The 'open letter' also conflates the actions of a few lunatics on the fringe of the resistance with the resistance tout court, and attempts to imply guilt by association with a flimsily constructed syllogism: You support the right to resist the occupation; some of those alleged to be part of the resistance carry out acts of extreme brutality; you must therefore support these acts. You would think that any fool would notice that the conclusion does not follow from the premises, but not these fools.


The bulk of the LFoI's "open letter" is therefore based on nonsense and spin. The fact that it has been sent to local StWC groups supports the claim that this is part of an attempt to split the coalition before the elections.
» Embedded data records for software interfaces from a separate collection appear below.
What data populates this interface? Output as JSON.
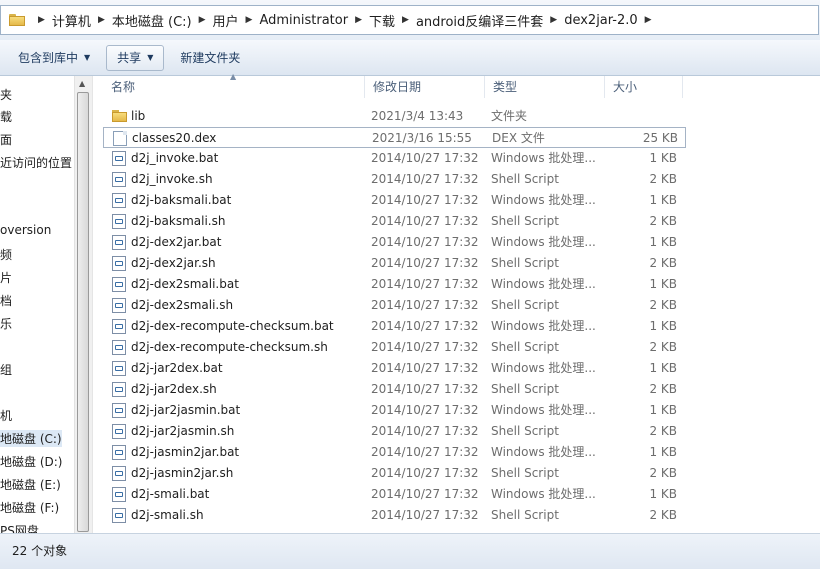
{
  "address_bar": {
    "crumbs": [
      "计算机",
      "本地磁盘 (C:)",
      "用户",
      "Administrator",
      "下载",
      "android反编译三件套",
      "dex2jar-2.0"
    ]
  },
  "toolbar": {
    "include_library": "包含到库中",
    "share": "共享",
    "new_folder": "新建文件夹"
  },
  "nav_pane": {
    "items": [
      "夹",
      "载",
      "面",
      "近访问的位置",
      "oversion",
      "频",
      "片",
      "档",
      "乐",
      "组",
      "机",
      "地磁盘 (C:)",
      "地磁盘 (D:)",
      "地磁盘 (E:)",
      "地磁盘 (F:)",
      "PS网盘"
    ]
  },
  "columns": {
    "name": "名称",
    "date": "修改日期",
    "type": "类型",
    "size": "大小"
  },
  "files": [
    {
      "name": "lib",
      "date": "2021/3/4 13:43",
      "type": "文件夹",
      "size": "",
      "icon": "folder-icon"
    },
    {
      "name": "classes20.dex",
      "date": "2021/3/16 15:55",
      "type": "DEX 文件",
      "size": "25 KB",
      "icon": "document-icon"
    },
    {
      "name": "d2j_invoke.bat",
      "date": "2014/10/27 17:32",
      "type": "Windows 批处理...",
      "size": "1 KB",
      "icon": "script-icon"
    },
    {
      "name": "d2j_invoke.sh",
      "date": "2014/10/27 17:32",
      "type": "Shell Script",
      "size": "2 KB",
      "icon": "script-icon"
    },
    {
      "name": "d2j-baksmali.bat",
      "date": "2014/10/27 17:32",
      "type": "Windows 批处理...",
      "size": "1 KB",
      "icon": "script-icon"
    },
    {
      "name": "d2j-baksmali.sh",
      "date": "2014/10/27 17:32",
      "type": "Shell Script",
      "size": "2 KB",
      "icon": "script-icon"
    },
    {
      "name": "d2j-dex2jar.bat",
      "date": "2014/10/27 17:32",
      "type": "Windows 批处理...",
      "size": "1 KB",
      "icon": "script-icon"
    },
    {
      "name": "d2j-dex2jar.sh",
      "date": "2014/10/27 17:32",
      "type": "Shell Script",
      "size": "2 KB",
      "icon": "script-icon"
    },
    {
      "name": "d2j-dex2smali.bat",
      "date": "2014/10/27 17:32",
      "type": "Windows 批处理...",
      "size": "1 KB",
      "icon": "script-icon"
    },
    {
      "name": "d2j-dex2smali.sh",
      "date": "2014/10/27 17:32",
      "type": "Shell Script",
      "size": "2 KB",
      "icon": "script-icon"
    },
    {
      "name": "d2j-dex-recompute-checksum.bat",
      "date": "2014/10/27 17:32",
      "type": "Windows 批处理...",
      "size": "1 KB",
      "icon": "script-icon"
    },
    {
      "name": "d2j-dex-recompute-checksum.sh",
      "date": "2014/10/27 17:32",
      "type": "Shell Script",
      "size": "2 KB",
      "icon": "script-icon"
    },
    {
      "name": "d2j-jar2dex.bat",
      "date": "2014/10/27 17:32",
      "type": "Windows 批处理...",
      "size": "1 KB",
      "icon": "script-icon"
    },
    {
      "name": "d2j-jar2dex.sh",
      "date": "2014/10/27 17:32",
      "type": "Shell Script",
      "size": "2 KB",
      "icon": "script-icon"
    },
    {
      "name": "d2j-jar2jasmin.bat",
      "date": "2014/10/27 17:32",
      "type": "Windows 批处理...",
      "size": "1 KB",
      "icon": "script-icon"
    },
    {
      "name": "d2j-jar2jasmin.sh",
      "date": "2014/10/27 17:32",
      "type": "Shell Script",
      "size": "2 KB",
      "icon": "script-icon"
    },
    {
      "name": "d2j-jasmin2jar.bat",
      "date": "2014/10/27 17:32",
      "type": "Windows 批处理...",
      "size": "1 KB",
      "icon": "script-icon"
    },
    {
      "name": "d2j-jasmin2jar.sh",
      "date": "2014/10/27 17:32",
      "type": "Shell Script",
      "size": "2 KB",
      "icon": "script-icon"
    },
    {
      "name": "d2j-smali.bat",
      "date": "2014/10/27 17:32",
      "type": "Windows 批处理...",
      "size": "1 KB",
      "icon": "script-icon"
    },
    {
      "name": "d2j-smali.sh",
      "date": "2014/10/27 17:32",
      "type": "Shell Script",
      "size": "2 KB",
      "icon": "script-icon"
    }
  ],
  "status_bar": {
    "count": "22 个对象"
  }
}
LFoI enjoys rather convivial relations with some senior Labour ministers, including the surrealist Ann Clwyd MP who is a leading member. Its sole political accomplishment to date has been to contribute to achieving union backing for the Blairite stance on the occupation of Iraq at the last Labour conference. It, of course, supports continuing the occupation and does not support the right of Iraqis to resist that occupation.


You can excoriate them at:


Landy really gets to the heart of the matter when she writes:


"We also oppose the victory of those elements of the resistance whose agenda is to impose a repressive, authoritarian regime on the Iraqi people, whether that regime is Baathist or theocratic-fundamentalist."


In other words, she is neutral between US imperialism and those who take up the gun to resist it. Given the relationship of forces in the *class struggle* between US imperialism and those who have the audacity to resist it, this is about as much of a "third way" as Max Shachtman's. Shachtman developed a career out of this kind of duplicity. One imagines that you still can nowadays.